[Items from an interface collection]

——

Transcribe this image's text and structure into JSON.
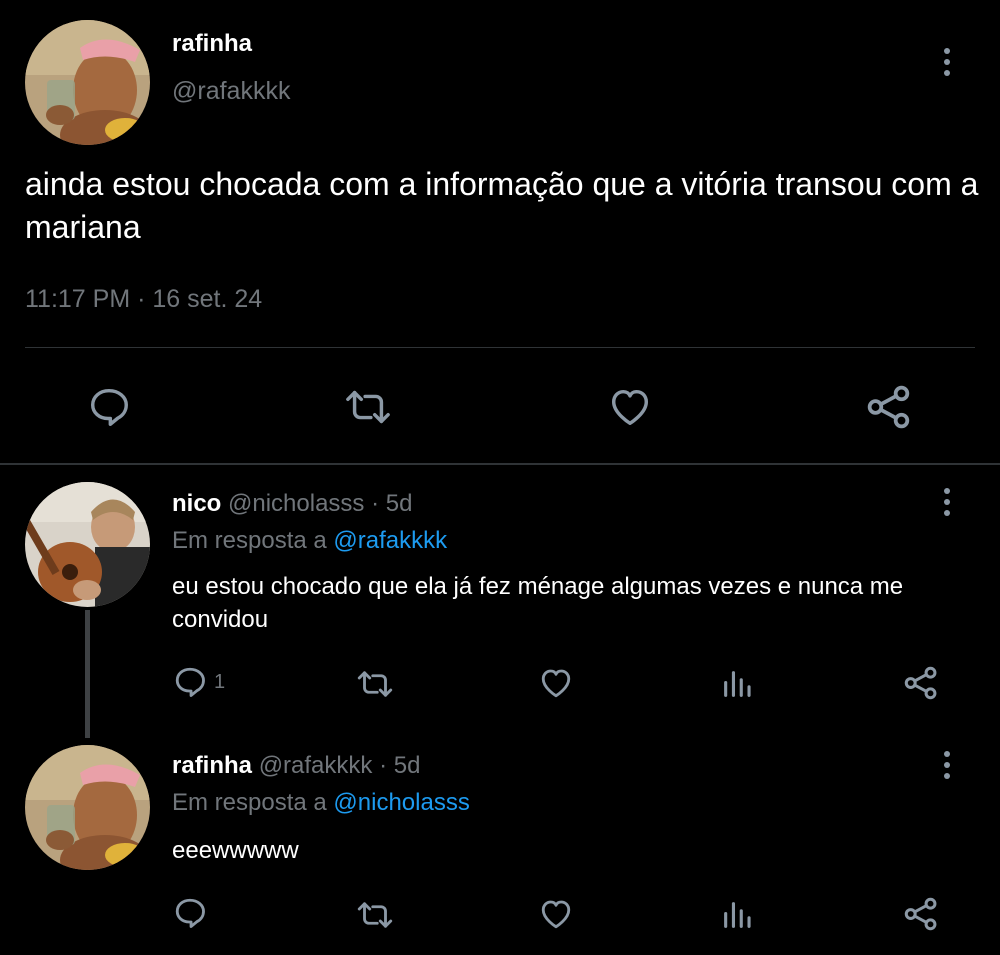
{
  "main_tweet": {
    "author_name": "rafinha",
    "author_handle": "@rafakkkk",
    "text": "ainda estou chocada com a informação que a vitória transou com a mariana",
    "timestamp": "11:17 PM · 16 set. 24",
    "actions": [
      "reply-icon",
      "retweet-icon",
      "like-icon",
      "share-icon"
    ]
  },
  "replies": [
    {
      "author_name": "nico",
      "author_handle": "@nicholasss",
      "time": "· 5d",
      "reply_prefix": "Em resposta a",
      "reply_to": "@rafakkkk",
      "text": "eu estou chocado que ela já fez ménage algumas vezes e nunca me convidou",
      "reply_count": "1"
    },
    {
      "author_name": "rafinha",
      "author_handle": "@rafakkkk",
      "time": "· 5d",
      "reply_prefix": "Em resposta a",
      "reply_to": "@nicholasss",
      "text": "eeewwwww",
      "reply_count": ""
    }
  ],
  "colors": {
    "background": "#000000",
    "text": "#e7e9ea",
    "muted": "#71767b",
    "link": "#1d9bf0",
    "divider": "#2f3336",
    "icon": "#8b98a5"
  }
}
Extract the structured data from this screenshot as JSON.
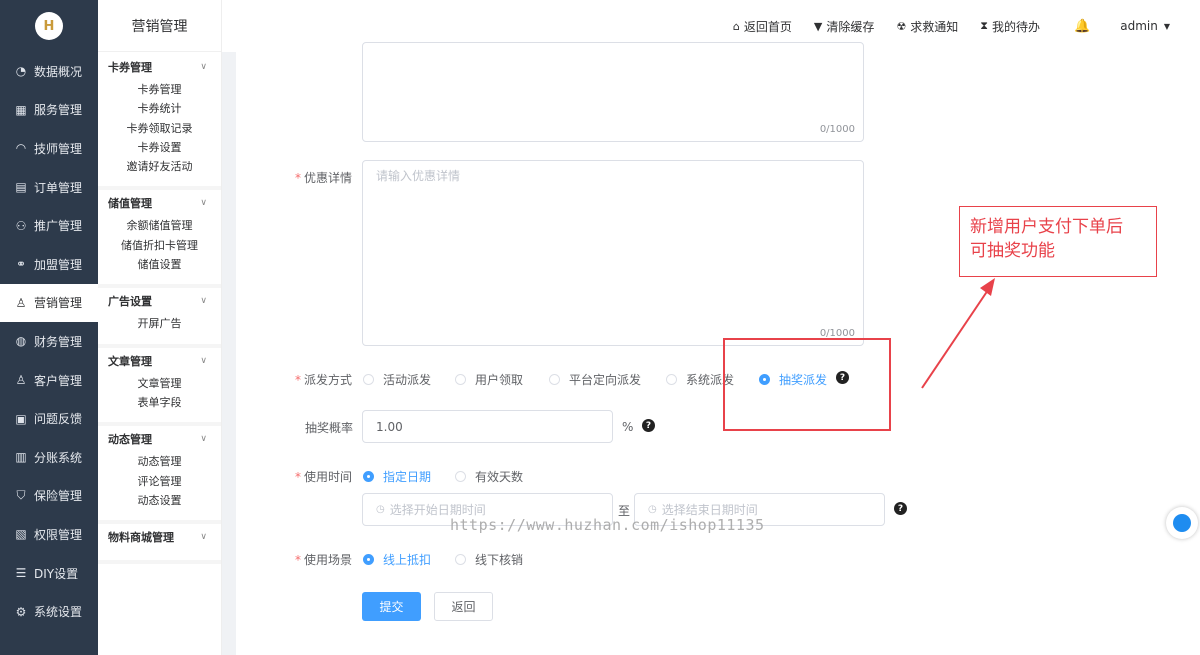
{
  "sidebar": {
    "logo_text": "H",
    "items": [
      {
        "icon": "pie-chart-icon",
        "glyph": "◔",
        "label": "数据概况"
      },
      {
        "icon": "calendar-icon",
        "glyph": "▦",
        "label": "服务管理"
      },
      {
        "icon": "headset-icon",
        "glyph": "◠",
        "label": "技师管理"
      },
      {
        "icon": "clipboard-icon",
        "glyph": "▤",
        "label": "订单管理"
      },
      {
        "icon": "network-icon",
        "glyph": "⚇",
        "label": "推广管理"
      },
      {
        "icon": "handshake-icon",
        "glyph": "⚭",
        "label": "加盟管理"
      },
      {
        "icon": "user-tag-icon",
        "glyph": "♙",
        "label": "营销管理"
      },
      {
        "icon": "money-bag-icon",
        "glyph": "◍",
        "label": "财务管理"
      },
      {
        "icon": "user-icon",
        "glyph": "♙",
        "label": "客户管理"
      },
      {
        "icon": "feedback-icon",
        "glyph": "▣",
        "label": "问题反馈"
      },
      {
        "icon": "bar-chart-icon",
        "glyph": "▥",
        "label": "分账系统"
      },
      {
        "icon": "shield-icon",
        "glyph": "⛉",
        "label": "保险管理"
      },
      {
        "icon": "permission-icon",
        "glyph": "▧",
        "label": "权限管理"
      },
      {
        "icon": "diy-icon",
        "glyph": "☰",
        "label": "DIY设置"
      },
      {
        "icon": "gear-icon",
        "glyph": "⚙",
        "label": "系统设置"
      }
    ]
  },
  "submenu": {
    "title": "营销管理",
    "groups": [
      {
        "label": "卡券管理",
        "items": [
          "卡券管理",
          "卡券统计",
          "卡券领取记录",
          "卡券设置",
          "邀请好友活动"
        ]
      },
      {
        "label": "储值管理",
        "items": [
          "余额储值管理",
          "储值折扣卡管理",
          "储值设置"
        ]
      },
      {
        "label": "广告设置",
        "items": [
          "开屏广告"
        ]
      },
      {
        "label": "文章管理",
        "items": [
          "文章管理",
          "表单字段"
        ]
      },
      {
        "label": "动态管理",
        "items": [
          "动态管理",
          "评论管理",
          "动态设置"
        ]
      },
      {
        "label": "物料商城管理",
        "items": []
      }
    ]
  },
  "header": {
    "links": [
      {
        "icon": "home-icon",
        "glyph": "⌂",
        "label": "返回首页"
      },
      {
        "icon": "brush-icon",
        "glyph": "▼",
        "label": "清除缓存"
      },
      {
        "icon": "alarm-icon",
        "glyph": "☢",
        "label": "求救通知"
      },
      {
        "icon": "hourglass-icon",
        "glyph": "⧗",
        "label": "我的待办"
      }
    ],
    "bell_glyph": "🔔",
    "user": "admin"
  },
  "form": {
    "top_textarea_count": "0/1000",
    "detail_label": "优惠详情",
    "detail_placeholder": "请输入优惠详情",
    "detail_count": "0/1000",
    "dispatch_label": "派发方式",
    "dispatch_options": [
      "活动派发",
      "用户领取",
      "平台定向派发",
      "系统派发",
      "抽奖派发"
    ],
    "dispatch_selected": "抽奖派发",
    "probability_label": "抽奖概率",
    "probability_value": "1.00",
    "probability_unit": "%",
    "time_label": "使用时间",
    "time_options": [
      "指定日期",
      "有效天数"
    ],
    "time_selected": "指定日期",
    "start_placeholder": "选择开始日期时间",
    "range_sep": "至",
    "end_placeholder": "选择结束日期时间",
    "scene_label": "使用场景",
    "scene_options": [
      "线上抵扣",
      "线下核销"
    ],
    "scene_selected": "线上抵扣",
    "submit": "提交",
    "back": "返回",
    "help_glyph": "?"
  },
  "annotation": {
    "line1": "新增用户支付下单后",
    "line2": "可抽奖功能",
    "color": "#e8424a"
  },
  "watermark": "https://www.huzhan.com/ishop11135",
  "colors": {
    "primary": "#409eff",
    "sidebar": "#2d3a4b",
    "required": "#f56c6c"
  }
}
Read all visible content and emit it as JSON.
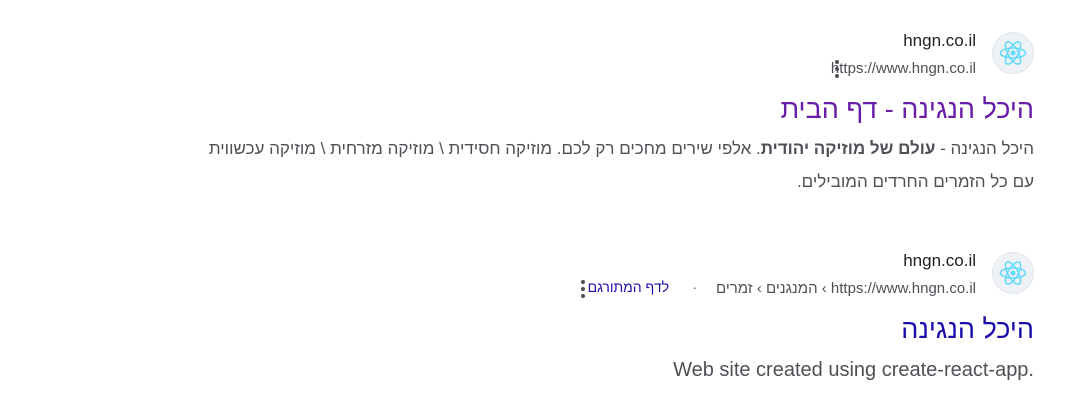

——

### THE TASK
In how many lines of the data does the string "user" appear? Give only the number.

### RESPONSE FOR THIS EXERCISE
3